Bowel obstruction

In this case, the cause of the small-bowel obstruction was clinically obscure. The partial relief of symptoms following medical management indicated an incomplete bowel obstruction. The enteroclysis supported the diagnosis of a giant ileal diverticulum, which was later confirmed at laparotomy.

Giant ileal diverticulum is traditionally a disease found in middle-aged and older persons; it remains a rare cause of subacute intestinal obstruction in young individuals. A preoperative, contrast-enhanced computed tomography (CT) scan is useful in making the diagnosis because it provides direct visualization of the diverticulum and detection of any resultant complications.

A diverticulum is an out-pouching from the wall of the gastrointestinal tract, and it can occur from the stomach to the rectosigmoid colon. There are 2 varieties of diverticula: In the congenital variety, all layers of the bowel are present on the wall of the diverticulum (eg, Meckel diverticulum); in the acquired

variety, the wall on the diverticulum consists of mucosa and submucosa only and lacks a muscular layer. The majority of small bowel diverticula are thought to be of the latter variety. These diverticula are usually situated on the mesenteric border of the intestine in mesenteric fat. Acquired jejunoileal diverticulosis was first described by Sommering in 1794 and later in 1807 by Sir Astley Cooper.[1] The true prevalence rate of this rare disease is not known. Autopsy studies report a prevalence rate less than 5% for the jejunoileal variety[2] and 6%-22% for duodenal lesions.[3] Diverticula are usually multiple and tend to be larger and higher in number in the proximal jejunum, whereas distal to the proximal jejunum they tend to be smaller and found in lesser numbers.[4] Simultaneous involvement of both the jejunum and ileum is rare. Males are affected slightly more than females, and the disease is most often seen in adults in the fifth to seventh decades of life.

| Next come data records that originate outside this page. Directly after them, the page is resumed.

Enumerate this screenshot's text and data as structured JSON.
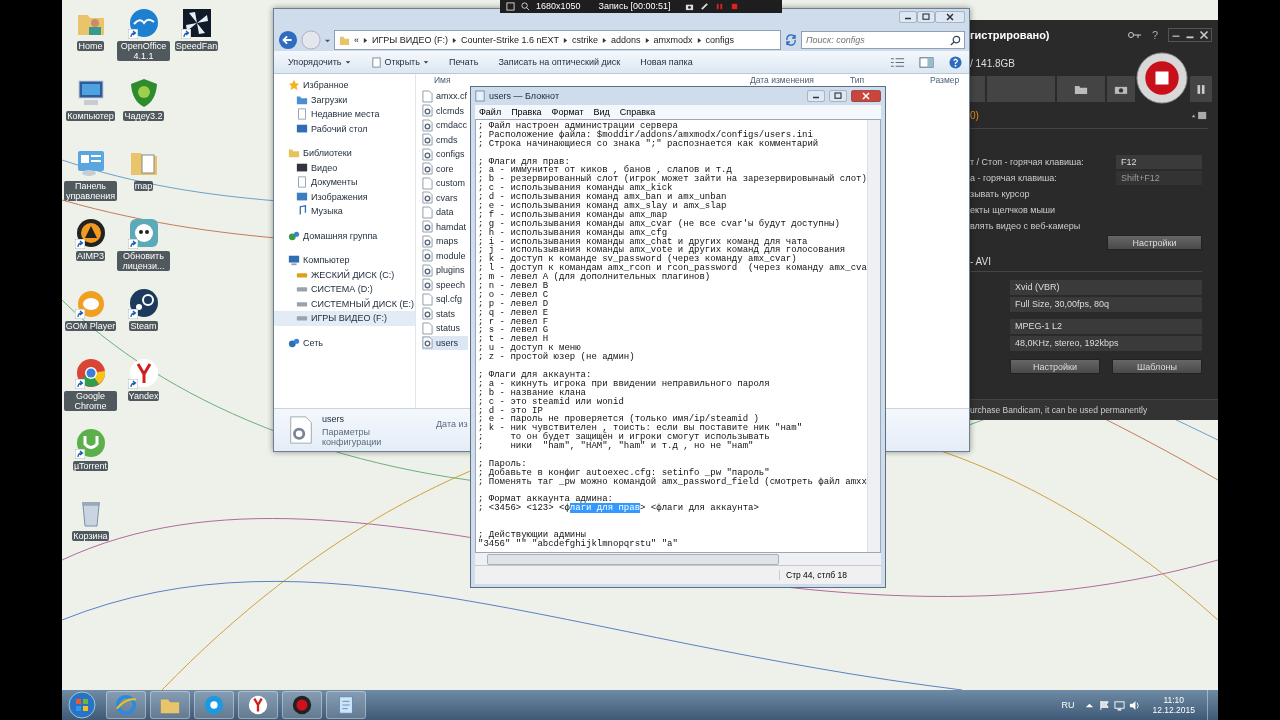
{
  "desktop": {
    "icon_rows": [
      [
        {
          "label": "Home",
          "kind": "user-folder",
          "shortcut": false
        },
        {
          "label": "OpenOffice 4.1.1",
          "kind": "gull",
          "shortcut": true
        },
        {
          "label": "SpeedFan",
          "kind": "fan",
          "shortcut": true
        }
      ],
      [
        {
          "label": "Компьютер",
          "kind": "computer",
          "shortcut": false
        },
        {
          "label": "Чадеу3.2",
          "kind": "shield",
          "shortcut": false
        }
      ],
      [
        {
          "label": "Панель управления",
          "kind": "control-panel",
          "shortcut": false
        },
        {
          "label": "map",
          "kind": "folder",
          "shortcut": false
        }
      ],
      [
        {
          "label": "AIMP3",
          "kind": "aimp",
          "shortcut": true
        },
        {
          "label": "Обновить лицензи...",
          "kind": "skull",
          "shortcut": true
        }
      ],
      [
        {
          "label": "GOM Player",
          "kind": "gom",
          "shortcut": true
        },
        {
          "label": "Steam",
          "kind": "steam",
          "shortcut": true
        }
      ],
      [
        {
          "label": "Google Chrome",
          "kind": "chrome",
          "shortcut": true
        },
        {
          "label": "Yandex",
          "kind": "yandex",
          "shortcut": true
        }
      ],
      [
        {
          "label": "µTorrent",
          "kind": "torrent",
          "shortcut": true
        }
      ],
      [
        {
          "label": "Корзина",
          "kind": "trash",
          "shortcut": false
        }
      ]
    ]
  },
  "recorder_bar": {
    "resolution": "1680x1050",
    "status": "Запись [00:00:51]"
  },
  "explorer": {
    "breadcrumb_overflow": "«",
    "path": [
      "ИГРЫ ВИДЕО (F:)",
      "Counter-Strike 1.6 nEXT",
      "cstrike",
      "addons",
      "amxmodx",
      "configs"
    ],
    "search_placeholder": "Поиск: configs",
    "toolbar": [
      {
        "label": "Упорядочить",
        "kind": "menu"
      },
      {
        "label": "Открыть",
        "kind": "open"
      },
      {
        "label": "Печать",
        "kind": "plain"
      },
      {
        "label": "Записать на оптический диск",
        "kind": "plain"
      },
      {
        "label": "Новая папка",
        "kind": "plain"
      }
    ],
    "nav": [
      {
        "label": "Избранное",
        "kind": "star",
        "selected": false,
        "children": [
          {
            "label": "Загрузки",
            "kind": "downloads",
            "selected": false
          },
          {
            "label": "Недавние места",
            "kind": "recent",
            "selected": false
          },
          {
            "label": "Рабочий стол",
            "kind": "desktop",
            "selected": false
          }
        ]
      },
      {
        "label": "Библиотеки",
        "kind": "library",
        "selected": false,
        "children": [
          {
            "label": "Видео",
            "kind": "video",
            "selected": false
          },
          {
            "label": "Документы",
            "kind": "documents",
            "selected": false
          },
          {
            "label": "Изображения",
            "kind": "pictures",
            "selected": false
          },
          {
            "label": "Музыка",
            "kind": "music",
            "selected": false
          }
        ]
      },
      {
        "label": "Домашняя группа",
        "kind": "homegroup",
        "selected": false
      },
      {
        "label": "Компьютер",
        "kind": "computer",
        "selected": false,
        "children": [
          {
            "label": "ЖЕСКИЙ ДИСК (C:)",
            "kind": "system-drive",
            "selected": false
          },
          {
            "label": "СИСТЕМА (D:)",
            "kind": "drive",
            "selected": false
          },
          {
            "label": "СИСТЕМНЫЙ ДИСК (E:)",
            "kind": "drive",
            "selected": false
          },
          {
            "label": "ИГРЫ ВИДЕО (F:)",
            "kind": "drive",
            "selected": true
          }
        ]
      },
      {
        "label": "Сеть",
        "kind": "network",
        "selected": false
      }
    ],
    "columns": [
      "Имя",
      "Дата изменения",
      "Тип",
      "Размер"
    ],
    "files": [
      {
        "name": "amxx.cf",
        "kind": "text",
        "selected": false
      },
      {
        "name": "clcmds",
        "kind": "config",
        "selected": false
      },
      {
        "name": "cmdacc",
        "kind": "config",
        "selected": false
      },
      {
        "name": "cmds",
        "kind": "config",
        "selected": false
      },
      {
        "name": "configs",
        "kind": "config",
        "selected": false
      },
      {
        "name": "core",
        "kind": "config",
        "selected": false
      },
      {
        "name": "custom",
        "kind": "text",
        "selected": false
      },
      {
        "name": "cvars",
        "kind": "config",
        "selected": false
      },
      {
        "name": "data",
        "kind": "text",
        "selected": false
      },
      {
        "name": "hamdat",
        "kind": "config",
        "selected": false
      },
      {
        "name": "maps",
        "kind": "config",
        "selected": false
      },
      {
        "name": "module",
        "kind": "config",
        "selected": false
      },
      {
        "name": "plugins",
        "kind": "config",
        "selected": false
      },
      {
        "name": "speech",
        "kind": "config",
        "selected": false
      },
      {
        "name": "sql.cfg",
        "kind": "text",
        "selected": false
      },
      {
        "name": "stats",
        "kind": "config",
        "selected": false
      },
      {
        "name": "status",
        "kind": "text",
        "selected": false
      },
      {
        "name": "users",
        "kind": "config",
        "selected": true
      }
    ],
    "details": {
      "name": "users",
      "type": "Параметры конфигурации",
      "field": "Дата из"
    }
  },
  "notepad": {
    "title": "users — Блокнот",
    "menu": [
      "Файл",
      "Правка",
      "Формат",
      "Вид",
      "Справка"
    ],
    "lines": [
      {
        "kind": "text",
        "text": "; Файл настроен администрации сервера"
      },
      {
        "kind": "text",
        "text": "; Расположение файла: $moddir/addons/amxmodx/configs/users.ini"
      },
      {
        "kind": "text",
        "text": "; Строка начинающиеся со знака \";\" распознается как комментарий"
      },
      {
        "kind": "blank"
      },
      {
        "kind": "text",
        "text": "; Флаги для прав:"
      },
      {
        "kind": "text",
        "text": "; a - иммунитет от киков , банов , слапов и т.д"
      },
      {
        "kind": "text",
        "text": "; b - резервированный слот (игрок может зайти на зарезервировынаый слот)"
      },
      {
        "kind": "text",
        "text": "; c - использывания команды amx_kick"
      },
      {
        "kind": "text",
        "text": "; d - использывания команд amx_ban и amx_unban"
      },
      {
        "kind": "text",
        "text": "; e - использывания команд amx_slay и amx_slap"
      },
      {
        "kind": "text",
        "text": "; f - использывания команды amx_map"
      },
      {
        "kind": "text",
        "text": "; g - использывания команды amx_cvar (не все cvar'ы будут доступны)"
      },
      {
        "kind": "text",
        "text": "; h - использывания команды amx_cfg"
      },
      {
        "kind": "text",
        "text": "; i - использывания команды amx_chat и других команд для чата"
      },
      {
        "kind": "text",
        "text": "; j - использывания команды amx_vote и других команд для голосования"
      },
      {
        "kind": "text",
        "text": "; k - доступ к команде sv_password (через команду amx_cvar)"
      },
      {
        "kind": "text",
        "text": "; l - доступ к командам amx_rcon и rcon_password  (через команду amx_cva"
      },
      {
        "kind": "text",
        "text": "; m - левел A (для дополнительных плагинов)"
      },
      {
        "kind": "text",
        "text": "; n - левел B"
      },
      {
        "kind": "text",
        "text": "; o - левел C"
      },
      {
        "kind": "text",
        "text": "; p - левел D"
      },
      {
        "kind": "text",
        "text": "; q - левел E"
      },
      {
        "kind": "text",
        "text": "; r - левел F"
      },
      {
        "kind": "text",
        "text": "; s - левел G"
      },
      {
        "kind": "text",
        "text": "; t - левел H"
      },
      {
        "kind": "text",
        "text": "; u - доступ к меню"
      },
      {
        "kind": "text",
        "text": "; z - простой юзер (не админ)"
      },
      {
        "kind": "blank"
      },
      {
        "kind": "text",
        "text": "; Флаги для аккаунта:"
      },
      {
        "kind": "text",
        "text": "; a - кикнуть игрока при ввидении неправильного пароля"
      },
      {
        "kind": "text",
        "text": "; b - название клана"
      },
      {
        "kind": "text",
        "text": "; c - это steamid или wonid"
      },
      {
        "kind": "text",
        "text": "; d - это IP"
      },
      {
        "kind": "text",
        "text": "; e - пароль не проверяется (только имя/ip/steamid )"
      },
      {
        "kind": "text",
        "text": "; k - ник чувствителен , тоисть: если вы поставите ник \"нam\""
      },
      {
        "kind": "text",
        "text": ";     то он будет защищён и игроки смогут использывать"
      },
      {
        "kind": "text",
        "text": ";     ники  \"ham\", \"HAM\", \"ham\" и т.д , но не \"нam\""
      },
      {
        "kind": "blank"
      },
      {
        "kind": "text",
        "text": "; Пароль:"
      },
      {
        "kind": "text",
        "text": "; Добавьте в конфиг autoexec.cfg: setinfo _pw \"пароль\""
      },
      {
        "kind": "text",
        "text": "; Поменять таг _pw можно командой amx_password_field (смотреть файл amxx"
      },
      {
        "kind": "blank"
      },
      {
        "kind": "text",
        "text": "; Формат аккаунта админа:"
      },
      {
        "kind": "selection",
        "before": "; <3456> <123> <ф",
        "selected": "лаги для прав",
        "after": "> <флаги для аккаунта>"
      },
      {
        "kind": "blank"
      },
      {
        "kind": "blank"
      },
      {
        "kind": "text",
        "text": "; Действующии админы"
      },
      {
        "kind": "text",
        "text": "\"3456\" \"\" \"abcdefghijklmnopqrstu\" \"a\""
      }
    ],
    "status": "Стр 44, стлб 18"
  },
  "bandicam": {
    "title": "гистрировано)",
    "help": "?",
    "disk": "/ 141.8GB",
    "section": "0)",
    "settings": [
      {
        "label": "т / Стоп - горячая клавиша:",
        "value": "F12",
        "disabled": false
      },
      {
        "label": "а - горячая клавиша:",
        "value": "Shift+F12",
        "disabled": true
      }
    ],
    "options": [
      "зывать курсор",
      "екты щелчков мыши",
      "влять видео с веб-камеры"
    ],
    "settings_button": "Настройки",
    "format": "- AVI",
    "video": [
      "Xvid (VBR)",
      "Full Size, 30,00fps, 80q"
    ],
    "audio": [
      "MPEG-1 L2",
      "48,0KHz, stereo, 192kbps"
    ],
    "buttons": [
      "Настройки",
      "Шаблоны"
    ],
    "notice": "urchase Bandicam, it can be used permanently"
  },
  "taskbar": {
    "apps": [
      {
        "kind": "ie"
      },
      {
        "kind": "explorer"
      },
      {
        "kind": "skype"
      },
      {
        "kind": "yandex"
      },
      {
        "kind": "record"
      },
      {
        "kind": "notepad"
      }
    ],
    "language": "RU",
    "time": "11:10",
    "date": "12.12.2015"
  }
}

Current hypotheses regarding the etiology of jejunoileal diverticula focus on the abnormalities of smooth muscle and the myenteric plexus. Careful microscopic evaluation of resected specimens indicates 3 types of abnormality in the bowel wall: fibrosis and decreased number of normal muscle cells consistent with progressive systemic sclerosis; visceral myopathy as evidenced by the presence of fibrosis and degenerated smooth muscle cells; and neuronal and axonal degeneration indicative of a visceral neuropathy.[5] Any of these abnormalities alone or in combination could lead to disordered and nonpropulsive smooth muscle contractions, resulting in increased intraluminal pressure and herniation of mucosa and submucosa through the weak mesenteric margin, which is penetrated by blood vessels. These pulsion diverticula (diverticula formed by pressure from within) usually have a narrow mouth with a thin or absent muscle layer. When the muscularis becomes weak or abnormal, the muscle wall of the diverticulum is thinned and fibrosed and the diverticulum are wide-mouthed.

Diverticula are silent in the majority of cases (60%-70%) and are incidentally found following a radiologic study or during laparotomy for another disease. Nonspecific chronic abdominal complaints, including crampy pain, postprandial bloating, flatulence and diarrhea, malabsorption, and vitamin B12 deficiency occur as a result of bacterial proliferation inside the diverticulum. Acute complications (8%-30%) are dangerous and often result in urgent or emergent laparotomy.

Bowel obstruction